This week, Amnesty International released its assessment of Myanmar’s 2014 human rights record. Although Myanmar’s bumpy road to reform had been well-documented, the report is even more negative than I had expected. Program toward improvement in political and civil rights in Myanmar “stalled” and went into reverse in 2014, Amnesty reported in the Myanmar chapter of its annual global assessment of freedom. Read more »

Is Myanmar’s Peace Process Unraveling?

by Joshua Kurlantzick
myanmar-kochin-region-clash An MI-35M military helicopter flies over a Christian church in Lashio on February 19, 2015. Fighting broke out on February 9 between the army and a rebel force in the Kokang region of northeast Myanmar, on the border with China, called the Myanmar National Democratic Alliance Army. (Soe Zeya Tun/Courtesy:Reuters)

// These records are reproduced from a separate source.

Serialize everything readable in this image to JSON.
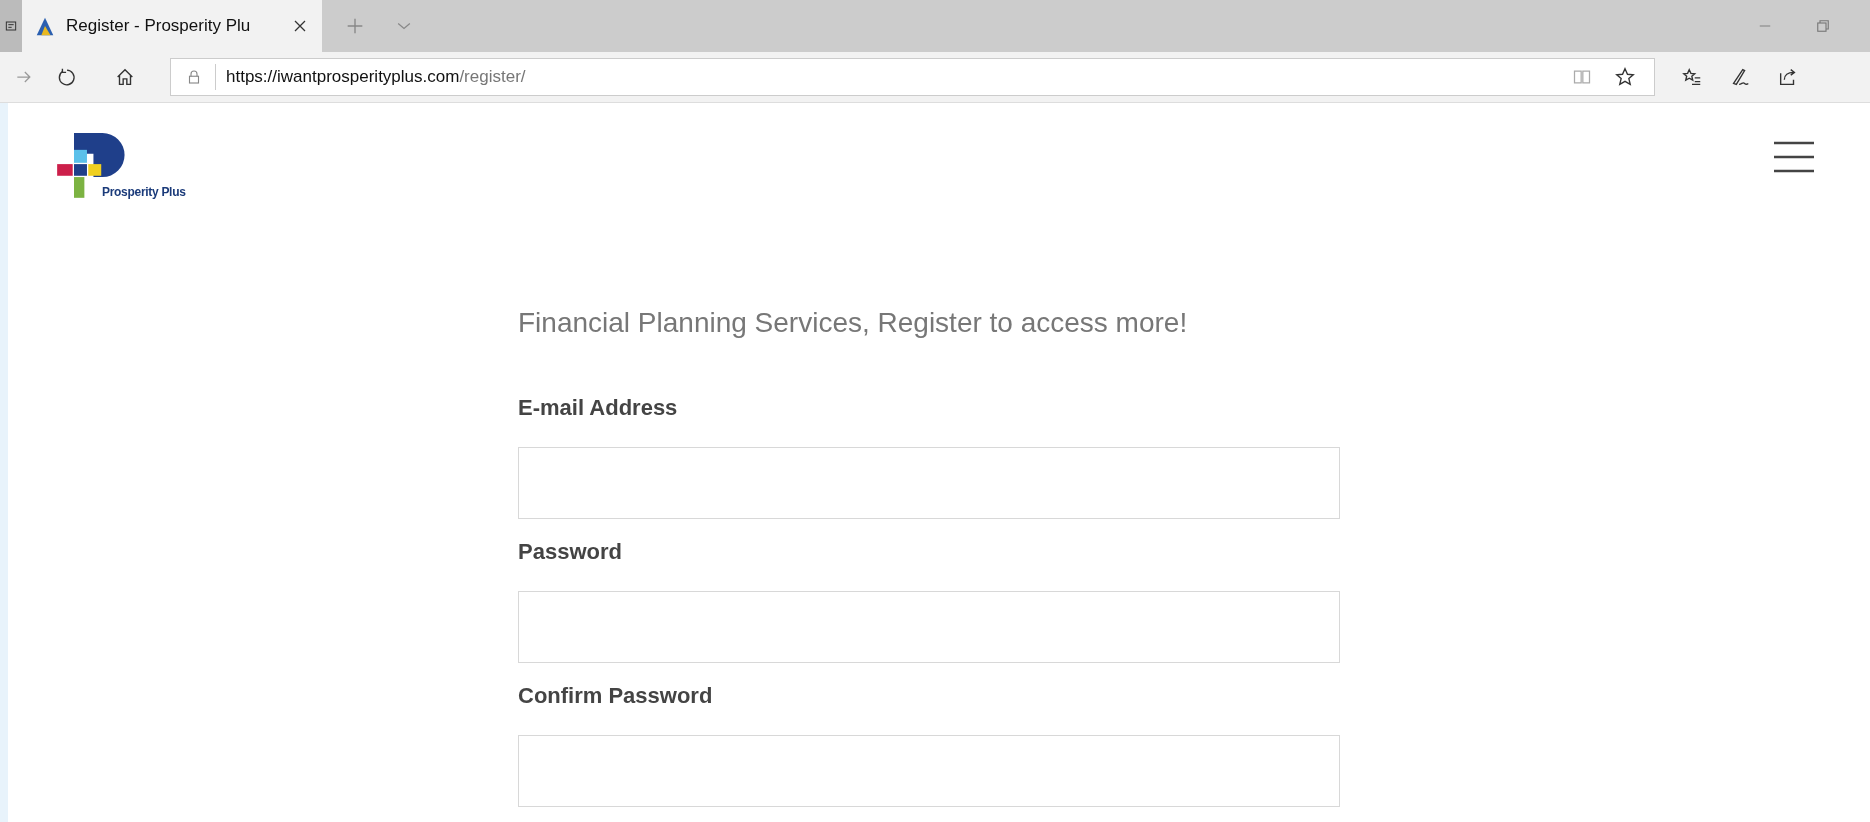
{
  "browser": {
    "tab": {
      "title": "Register - Prosperity Plu",
      "selected": true
    },
    "url": {
      "host": "https://iwantprosperityplus.com",
      "path": "/register/"
    }
  },
  "logo": {
    "text": "Prosperity Plus"
  },
  "form": {
    "heading": "Financial Planning Services, Register to access more!",
    "fields": [
      {
        "label": "E-mail Address"
      },
      {
        "label": "Password"
      },
      {
        "label": "Confirm Password"
      }
    ]
  }
}
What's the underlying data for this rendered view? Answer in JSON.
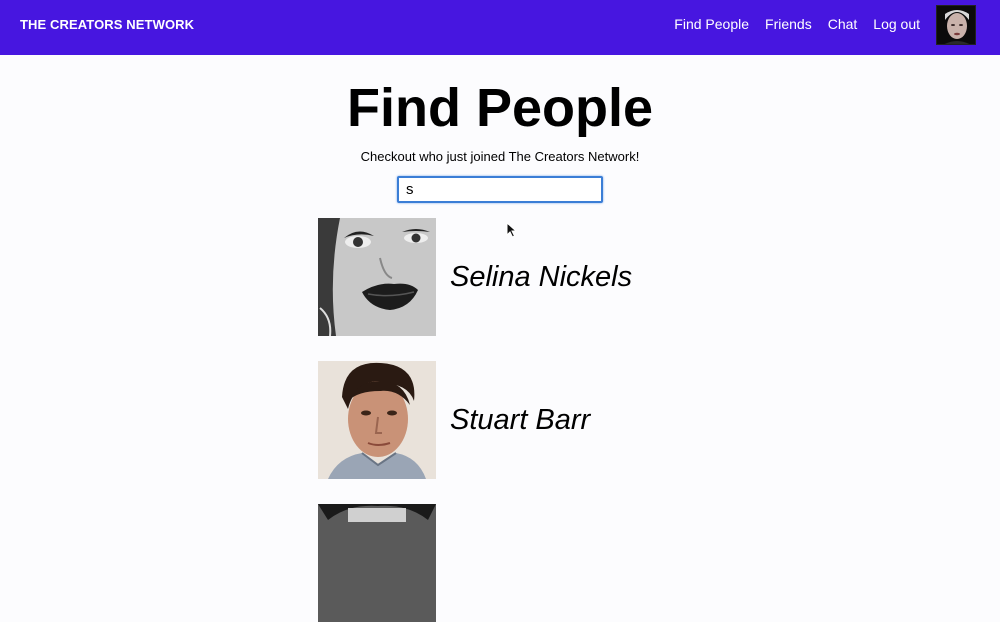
{
  "header": {
    "brand": "THE CREATORS NETWORK",
    "nav": [
      "Find People",
      "Friends",
      "Chat",
      "Log out"
    ],
    "accent_color": "#4716e0"
  },
  "main": {
    "title": "Find People",
    "subtitle": "Checkout who just joined The Creators Network!",
    "search": {
      "value": "s"
    },
    "results": [
      {
        "name": "Selina Nickels",
        "photo_icon": "woman-portrait"
      },
      {
        "name": "Stuart Barr",
        "photo_icon": "man-portrait"
      },
      {
        "name": "",
        "photo_icon": "partial-portrait"
      }
    ]
  }
}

Over the last three weeks, fighting has broken out in Myanmar’s northeast between the military and several ethnic minority militias, including the ethnic Kokang Myanmar National Democratic Alliance Army and, allegedly, the Kachin Independence Army (KIA). The KIA is one of the most powerful insurgent groups in Myanmar. At least 30,000 civilians have fled across the border into China, and the fighting has killed at least 130 people. The Myanmar military has attacked rebel groups with air strikes, and the fighting shows no sign of letting up. Read more »

Can Malaysia’s Opposition Survive Anwar’s Jail Term?

by Joshua Kurlantzick
Malaysia's opposition leader Anwar Ibrahim speaks at a rally on the eve of the verdict in his final appeal against a conviction for sodomy in Kuala Lumpur, February 9, 2015. REUTERS/Olivia Harris (MALAYSIA - Tags: POLITICS CRIME LAW) Malaysia's opposition leader Anwar Ibrahim speaks at a rally on the eve of the verdict in his final appeal against a conviction for sodomy in Kuala Lumpur on February 9, 2015 (Olivia Harris/Courtesy Reuters).

Last week, Malaysian opposition leader Anwar Ibrahim was sentenced to jail for the second time in his life on charges of sodomy. Anwar’s jail term was set by Malaysia’s highest court at five years, and the opposition leader likely will never be able to hold a position in Malaysian politics or government again. Amidst outcry by the opposition, as well as international rights groups, about the Anwar trial and decisionHuman Rights Watch called the verdict “politically motivated proceedings under an abusive and archaic law”some in the three-party opposition alliance also worry that the coalition will face challenges holding together with the charismatic Anwar gone. Read more »